Very typically, people with congestive heart failure do not have a consistent history of cardio exercise.
Now some people believe they’ve always had a good aerobic regimen in place, when in actuality, they did not.
An example is someone who for years has been walking on a treadmill – but holding on.
It’s been the same movement for years, which has had no positive effect on their heart.
Holding onto a treadmill while steady state walking, merely going through motions while your arms subtract workload from your legs, will do absolutely zero for the prevention of heart failure, and will do nothing for strengthening the cardiovascular system.
Exercise is recommended for people with congestive heart failure.
A study out of the Technical University of Munich (TUM) and the Norwegian University of Science and Technology in Trondheim looked at comparing HIIT to steady state aerobics.
Traditionally, patients with congestive heart failure are treated ONLY with drugs and implantable devices like pacemakers.

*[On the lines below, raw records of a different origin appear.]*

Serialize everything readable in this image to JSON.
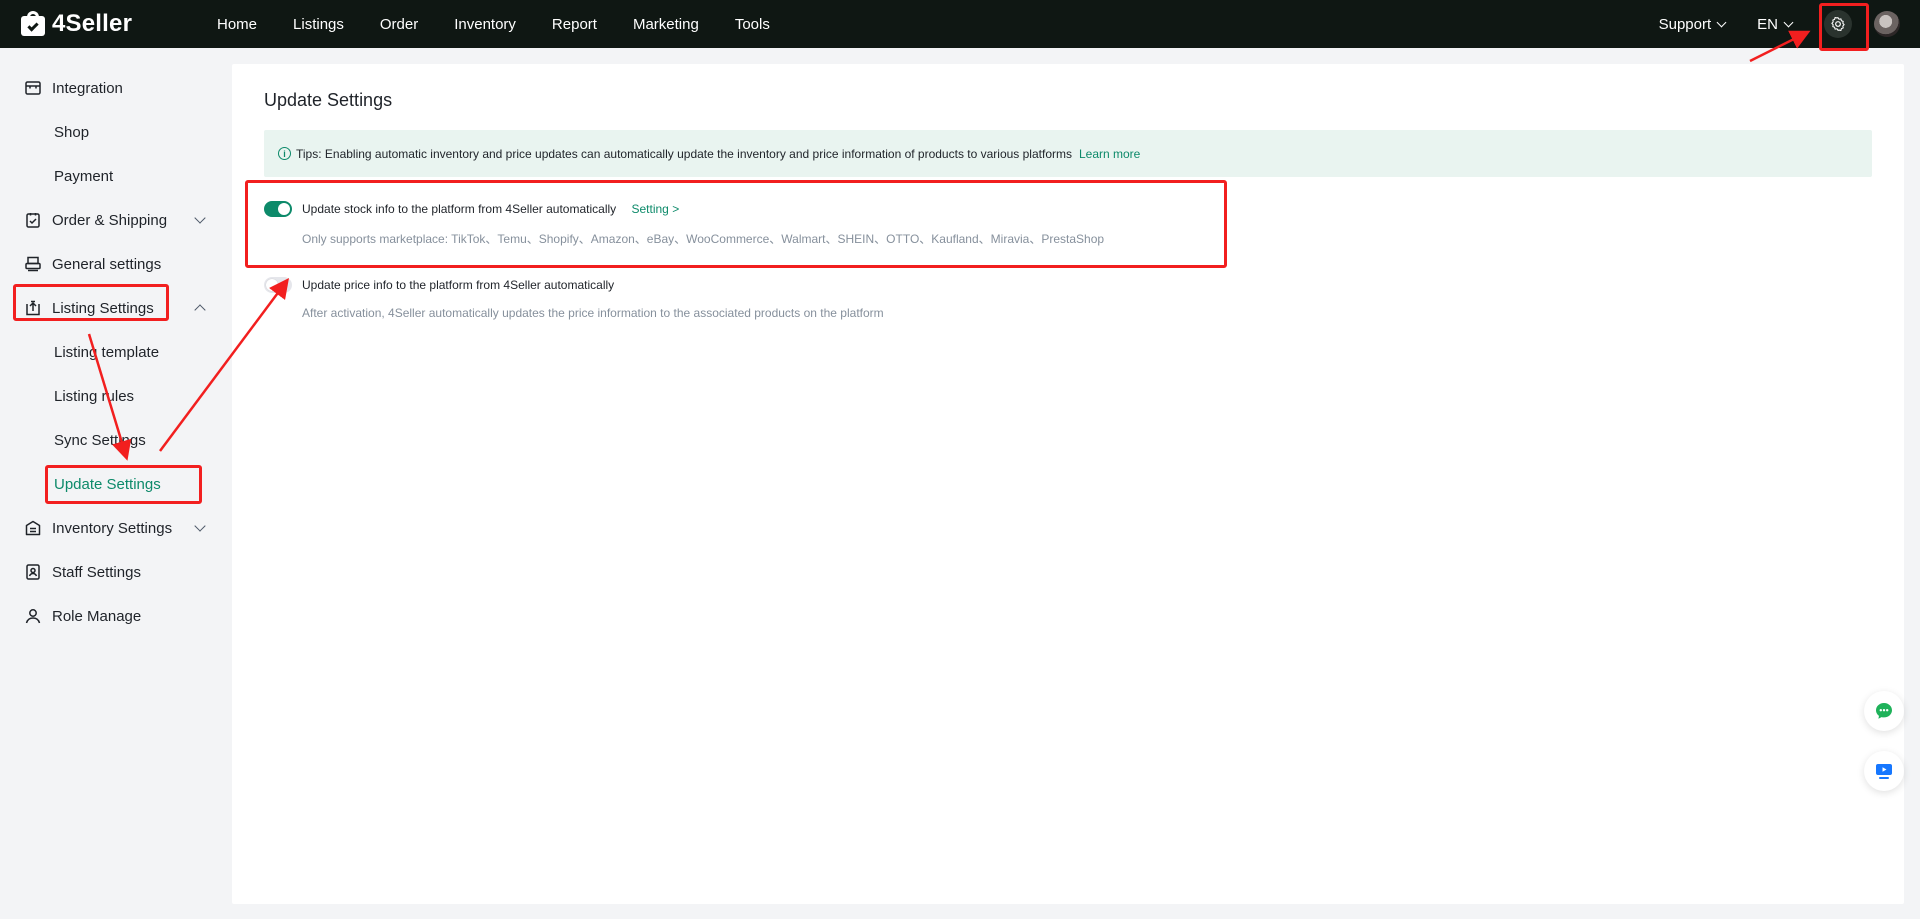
{
  "brand": {
    "name": "4Seller"
  },
  "nav": {
    "items": [
      {
        "label": "Home"
      },
      {
        "label": "Listings"
      },
      {
        "label": "Order"
      },
      {
        "label": "Inventory"
      },
      {
        "label": "Report"
      },
      {
        "label": "Marketing"
      },
      {
        "label": "Tools"
      }
    ],
    "support_label": "Support",
    "language_label": "EN",
    "settings_icon": "gear-icon",
    "avatar_icon": "user-avatar"
  },
  "sidebar": {
    "items": [
      {
        "label": "Integration",
        "icon": "store-icon"
      },
      {
        "label": "Shop"
      },
      {
        "label": "Payment"
      },
      {
        "label": "Order & Shipping",
        "icon": "clipboard-check-icon",
        "expandable": true
      },
      {
        "label": "General settings",
        "icon": "printer-icon"
      },
      {
        "label": "Listing Settings",
        "icon": "upload-box-icon",
        "expanded": true
      },
      {
        "label": "Listing template"
      },
      {
        "label": "Listing rules"
      },
      {
        "label": "Sync Settings"
      },
      {
        "label": "Update Settings",
        "active": true
      },
      {
        "label": "Inventory Settings",
        "icon": "warehouse-icon",
        "expandable": true
      },
      {
        "label": "Staff Settings",
        "icon": "badge-icon"
      },
      {
        "label": "Role Manage",
        "icon": "user-icon"
      }
    ]
  },
  "main": {
    "title": "Update Settings",
    "tips": {
      "text": "Tips: Enabling automatic inventory and price updates can automatically update the inventory and price information of products to various platforms",
      "link": "Learn more"
    },
    "settings": [
      {
        "title": "Update stock info to the platform from 4Seller automatically",
        "link": "Setting >",
        "description": "Only supports marketplace: TikTok、Temu、Shopify、Amazon、eBay、WooCommerce、Walmart、SHEIN、OTTO、Kaufland、Miravia、PrestaShop",
        "enabled": true
      },
      {
        "title": "Update price info to the platform from 4Seller automatically",
        "description": "After activation, 4Seller automatically updates the price information to the associated products on the platform",
        "enabled": false
      }
    ]
  },
  "colors": {
    "topbar": "#0f1713",
    "accent": "#0d8a6a",
    "annotation": "#f21f1f",
    "chat_icon": "#1fb25a",
    "video_icon": "#1677ff"
  },
  "floating": [
    {
      "icon": "chat-support-icon"
    },
    {
      "icon": "video-tutorial-icon"
    }
  ]
}
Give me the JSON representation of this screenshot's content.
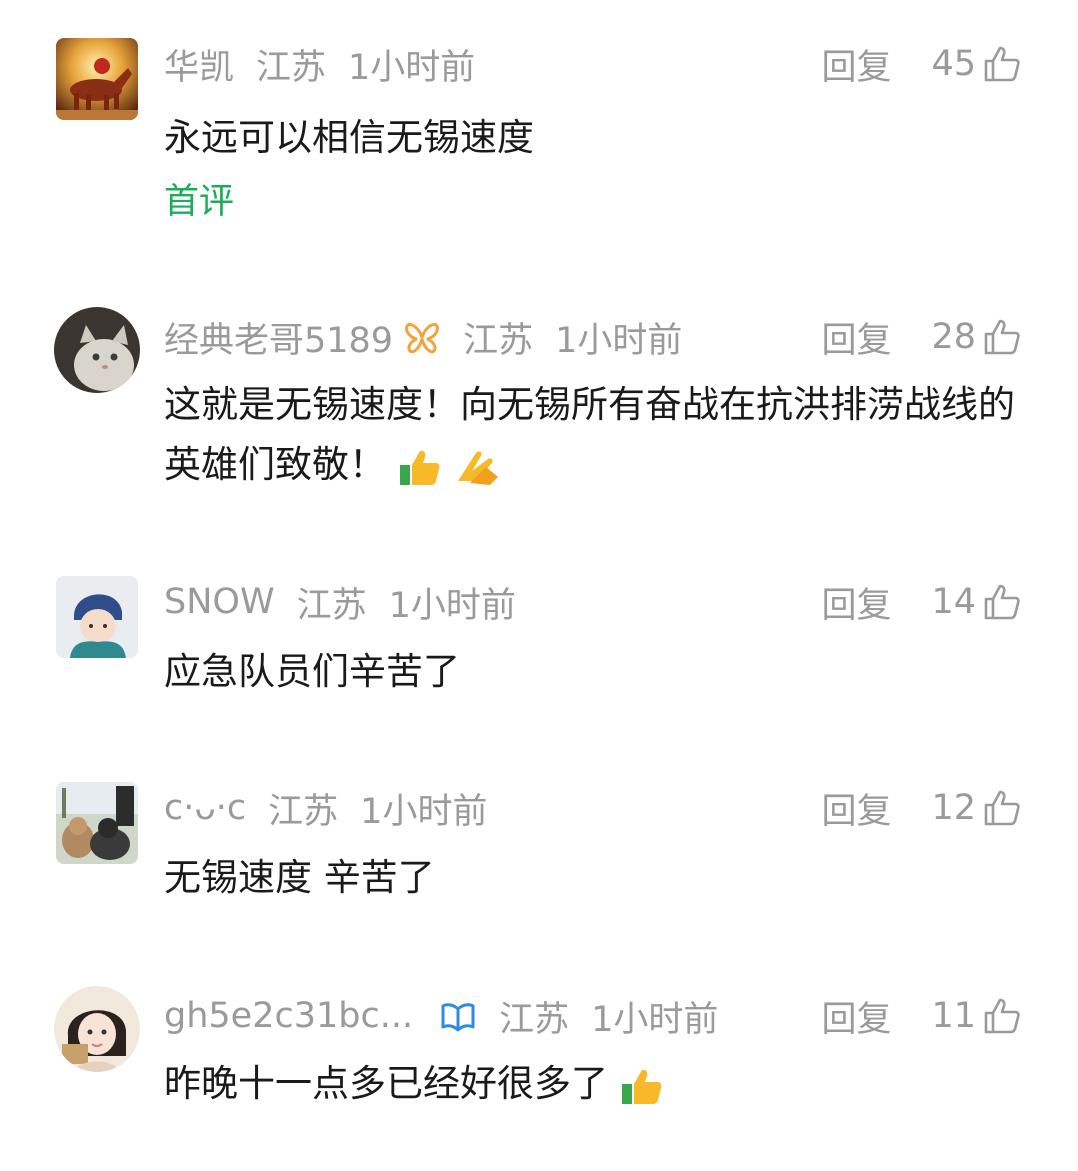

Doctors rarely urge them to undertake a consistent, structured cardio exercise program. In fact, many doctors warn about exercise, that it could put too much stress on the already-compromised heart.
Telling a patient, “Try to get more exercise” is too abstract, too vague, open to subjective interpretation – such that “more exercise” translates to a slow walk to the mail box down the street rather than being driven there by a car.
When it comes to congestive heart failure, “a little bit is better than nothing” has no effect on the pumping action of the heart. “Nothing” is an incredibly low standard!
HIIT vs. Steady State Cardio in Heart Failure Patients
• Some study subjects were assigned to HIIT (90-95% maximum heart rate).
• Others were assigned to MCT: moderate continuous training (steady state, 60-70% MHR).
• All subjects had congestive heart failure.
• For the first 12 weeks, subjects were supervised during the exercise.
• For the remaining 40 weeks, they were on their own.
• Some complied and some did not.
Various components of heart function were measured throughout the study. Based on those measurements, the conclusion was that “HIIT was not superior to MCT in changing left ventricular remodeling or aerobic capacity,” says the paper.
Martin Halle, Professor of Preventive and Rehabilitative Sports Medicine at TU Munich, states in the report that “I would rather discourage high intensity exercise until larger studies prove this to be as safe.”
Moderate or steady state training, says Halle, can be described as 100 steps per minute or taking 3,000 steps in 30 minutes.